=== Begin Enclosure ===

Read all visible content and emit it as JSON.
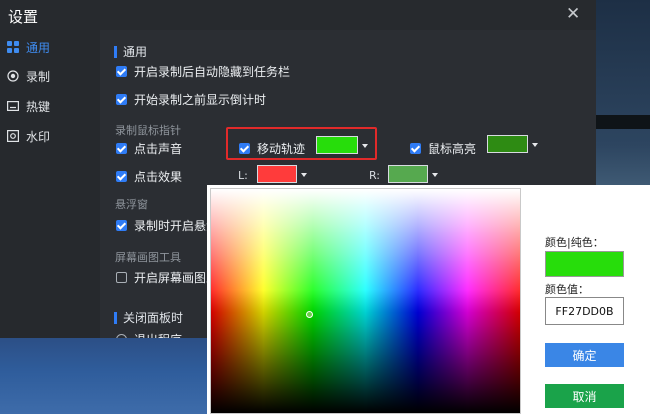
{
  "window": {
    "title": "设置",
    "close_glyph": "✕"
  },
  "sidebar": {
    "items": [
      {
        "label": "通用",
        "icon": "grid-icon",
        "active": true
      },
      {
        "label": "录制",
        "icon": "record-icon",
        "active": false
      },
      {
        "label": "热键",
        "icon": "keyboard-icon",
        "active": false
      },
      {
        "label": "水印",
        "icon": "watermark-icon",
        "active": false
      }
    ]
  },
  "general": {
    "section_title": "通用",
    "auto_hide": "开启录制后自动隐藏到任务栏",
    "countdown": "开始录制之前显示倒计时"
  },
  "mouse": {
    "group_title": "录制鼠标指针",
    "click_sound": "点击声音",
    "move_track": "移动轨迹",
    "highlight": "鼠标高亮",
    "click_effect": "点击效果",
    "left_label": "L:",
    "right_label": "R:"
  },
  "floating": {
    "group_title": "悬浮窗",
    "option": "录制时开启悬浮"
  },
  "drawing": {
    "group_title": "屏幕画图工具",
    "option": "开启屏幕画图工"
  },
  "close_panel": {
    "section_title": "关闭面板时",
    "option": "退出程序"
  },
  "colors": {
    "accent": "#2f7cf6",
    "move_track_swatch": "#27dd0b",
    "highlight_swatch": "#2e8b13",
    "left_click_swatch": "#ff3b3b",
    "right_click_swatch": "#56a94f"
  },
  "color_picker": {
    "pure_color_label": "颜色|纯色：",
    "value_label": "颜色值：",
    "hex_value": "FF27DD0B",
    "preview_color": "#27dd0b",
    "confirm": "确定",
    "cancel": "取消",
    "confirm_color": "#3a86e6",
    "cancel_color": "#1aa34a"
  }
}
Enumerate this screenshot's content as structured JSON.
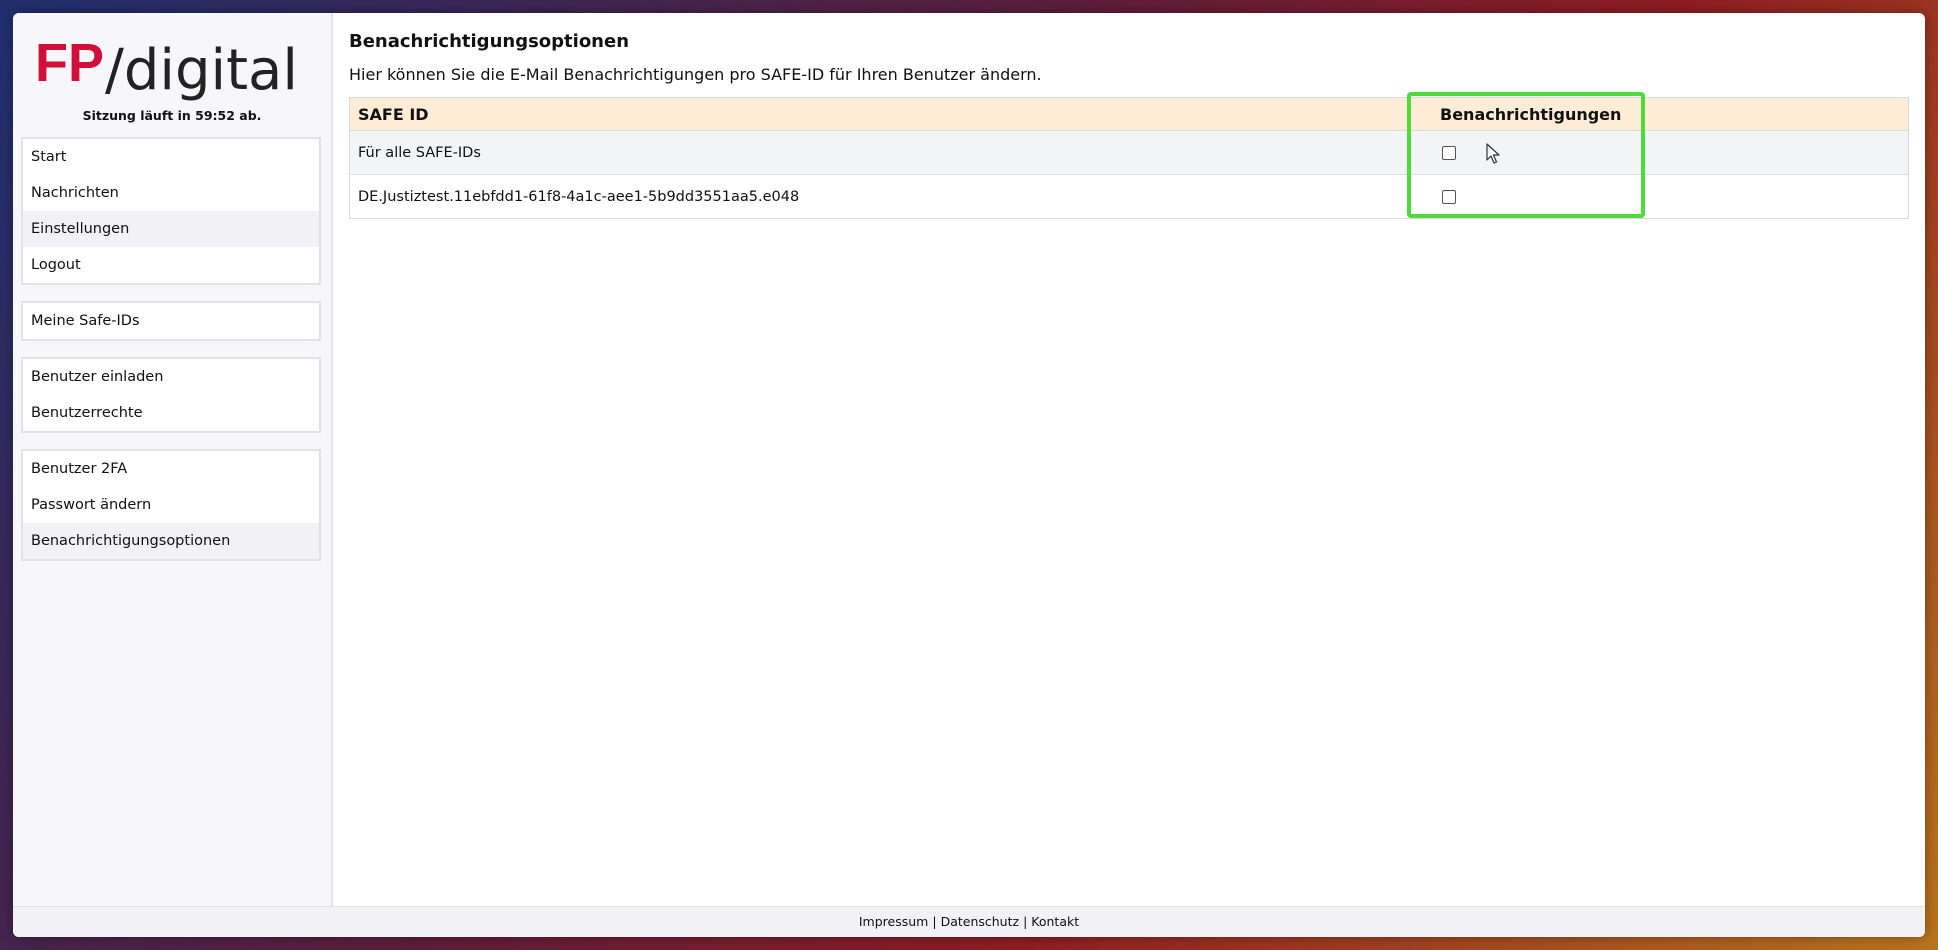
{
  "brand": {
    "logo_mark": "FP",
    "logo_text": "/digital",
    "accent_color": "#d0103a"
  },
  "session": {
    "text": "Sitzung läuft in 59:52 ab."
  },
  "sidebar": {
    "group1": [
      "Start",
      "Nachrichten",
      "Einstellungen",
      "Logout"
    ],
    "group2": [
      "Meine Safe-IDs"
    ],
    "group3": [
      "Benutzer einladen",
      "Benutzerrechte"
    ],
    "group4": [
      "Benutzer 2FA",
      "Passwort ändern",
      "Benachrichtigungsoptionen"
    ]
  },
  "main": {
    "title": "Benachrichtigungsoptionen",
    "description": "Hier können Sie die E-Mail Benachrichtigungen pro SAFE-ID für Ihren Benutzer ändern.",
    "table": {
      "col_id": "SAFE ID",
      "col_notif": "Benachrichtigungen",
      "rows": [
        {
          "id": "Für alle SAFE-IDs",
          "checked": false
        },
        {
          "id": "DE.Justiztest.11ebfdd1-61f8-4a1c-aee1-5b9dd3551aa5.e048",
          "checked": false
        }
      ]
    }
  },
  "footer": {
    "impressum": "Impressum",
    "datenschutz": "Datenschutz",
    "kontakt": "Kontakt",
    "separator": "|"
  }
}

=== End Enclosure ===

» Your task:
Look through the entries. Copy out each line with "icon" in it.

» Result:
        "icon": "grid-icon",
        "icon": "record-icon",
        "icon": "keyboard-icon",
        "icon": "watermark-icon",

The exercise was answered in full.